``It's very sad,'' said Kim Durham, a rescue specialist at the Long Island-based Riverhead Foundation for Research and Preservation, who had monitored the troubled animal's activities around the clock. ``It was a very young whale that became confused and disoriented.''
Earlier, experts had reported seeing nothing to indicate the mammal was sick, such as swimming erratically or in tight circles. With only the whale's dorsal fin visible at times, observers could only guess whether it was injured.
``It would be great if we could say to the whale, 'Say ``ahhh'' and stick your tongue out,''' said Durham, who had expressed hope earlier that the whale would find its way back into open water in New York harbor. But she said the situation took a bad turn in the early afternoon, when the whale's swimming patterns changed.
Durham said a colleague, marine biologist Robert DiGiovanni, was observing the animal when ``it suddenly began heavy splashing, hit the dock and then just went quiet.''
The whale died about 5 p.m. The end was witnessed by spectators who had been drawn to the dock area in Gowanus Bay by news accounts of the whale.
A police harbor boat secured the whale's carcass, estimated to weigh 3,500 to 5,000 pounds, to the Hess Oil Co. dock, where it was to remain overnight. It was to be towed to an Army Corps of Engineers dock in Jersey City, N.J., on Thursday for a necropsy, according to Peter Shugert, a Corps spokesman.

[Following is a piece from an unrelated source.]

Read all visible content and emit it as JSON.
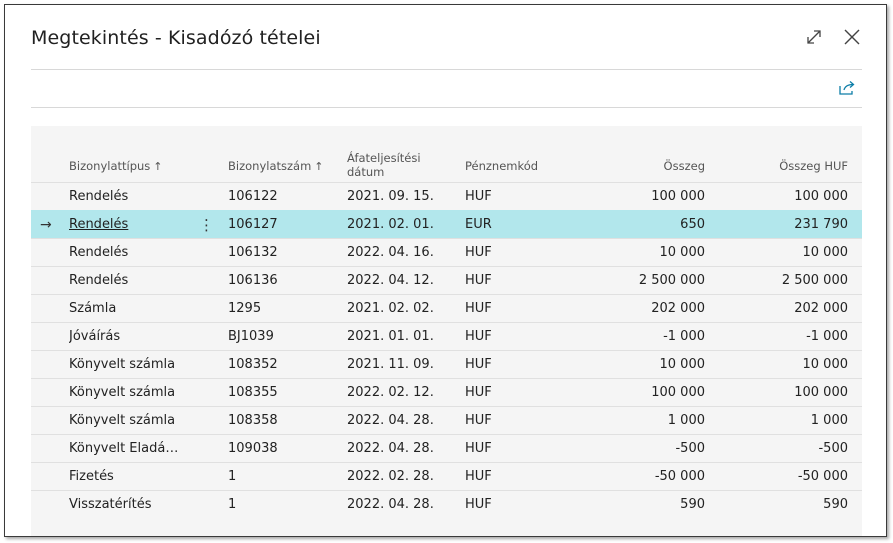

The whale was first spotted on Tuesday in Gowanus Bay, a small estuary off industrial south Brooklyn that is the outlet from the Gowanus canal, a narrow 1.2-mile waterway once lined with coal yards, scrap yards and small industries.